The world of adulthood can quickly become an intimidating notion for anyone, let alone children and young adults with autism.
While several services dedicated to development and nurturing are provided during childhood, the more than three million Americans estimated to be diagnosed with an Autism Spectrum Disorder (ASD) ultimately age out of such programs, often becoming anxious when faced with newfound responsibilities, particularly concerning finances. From paying bills to filing taxes, the importance of integrating financial management into the early education of learners with ASD becomes abundantly clear as a means of empowerment for these young men and women preparing to set foot into a larger world.
Nancy Cheak-Zamora concurs with the idea based on the research she conducted as assistant professor in the School of Health Professions. After interviewing individuals with autism between the ages of 16 and 25, it was quickly apparent that for many, financial independence and adulthood went hand in hand; according to Cheak-Zamora, the majority “of the participants saw a definite association between adulthood and handling money.”
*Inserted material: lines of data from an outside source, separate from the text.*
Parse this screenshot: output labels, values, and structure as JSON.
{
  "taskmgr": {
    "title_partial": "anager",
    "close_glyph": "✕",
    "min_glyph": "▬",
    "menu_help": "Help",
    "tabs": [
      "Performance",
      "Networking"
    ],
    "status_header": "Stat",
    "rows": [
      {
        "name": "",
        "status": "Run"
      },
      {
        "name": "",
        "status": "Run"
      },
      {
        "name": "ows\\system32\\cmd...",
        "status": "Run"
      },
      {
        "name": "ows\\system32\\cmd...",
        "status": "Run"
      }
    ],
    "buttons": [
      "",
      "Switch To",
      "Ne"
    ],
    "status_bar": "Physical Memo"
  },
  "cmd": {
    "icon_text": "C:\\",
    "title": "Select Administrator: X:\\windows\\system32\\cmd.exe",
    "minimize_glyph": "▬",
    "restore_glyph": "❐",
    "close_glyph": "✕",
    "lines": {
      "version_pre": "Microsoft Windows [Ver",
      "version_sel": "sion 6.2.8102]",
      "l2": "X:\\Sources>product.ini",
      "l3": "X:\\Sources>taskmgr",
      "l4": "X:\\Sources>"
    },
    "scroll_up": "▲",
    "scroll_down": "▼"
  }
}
Clark Peters, co-author of the study with Cheak-Zamora and an associate professor at the MU School of Social Work, agrees with his collaborator, suggesting that “despite the importance of financial autonomy and the increased independence that comes from understanding money, financial management and decision-making often are seen as outside the purview of professionals working with young people with autism.” If educational institutions were to implement financial management programs early on and even tailor them in accordance with the personal needs of those on the autism spectrum, “financial literacy in both schools and independent living programs could increase autonomy and quality of life for people with autism.”
It’s also recommended by both Peters and Cheak-Zamora that parents and caregivers lend a hand to the effort by doing their part to provide necessary skills and encouragement in the development process. Such skills can include helping children with autism pay for items at a store and helping them set up bank accounts, which in turn would increase the overall confidence needed to understand and proactively engage in financial matters.
Through guidance, patience, and understanding, children and young adults with autism can be made fully capable, independent, productive adults. And by learning financial literacy, they can be sure to enter adulthood with all the confidence and empowerment necessary to succeed.
The original story can be found at sciencedaily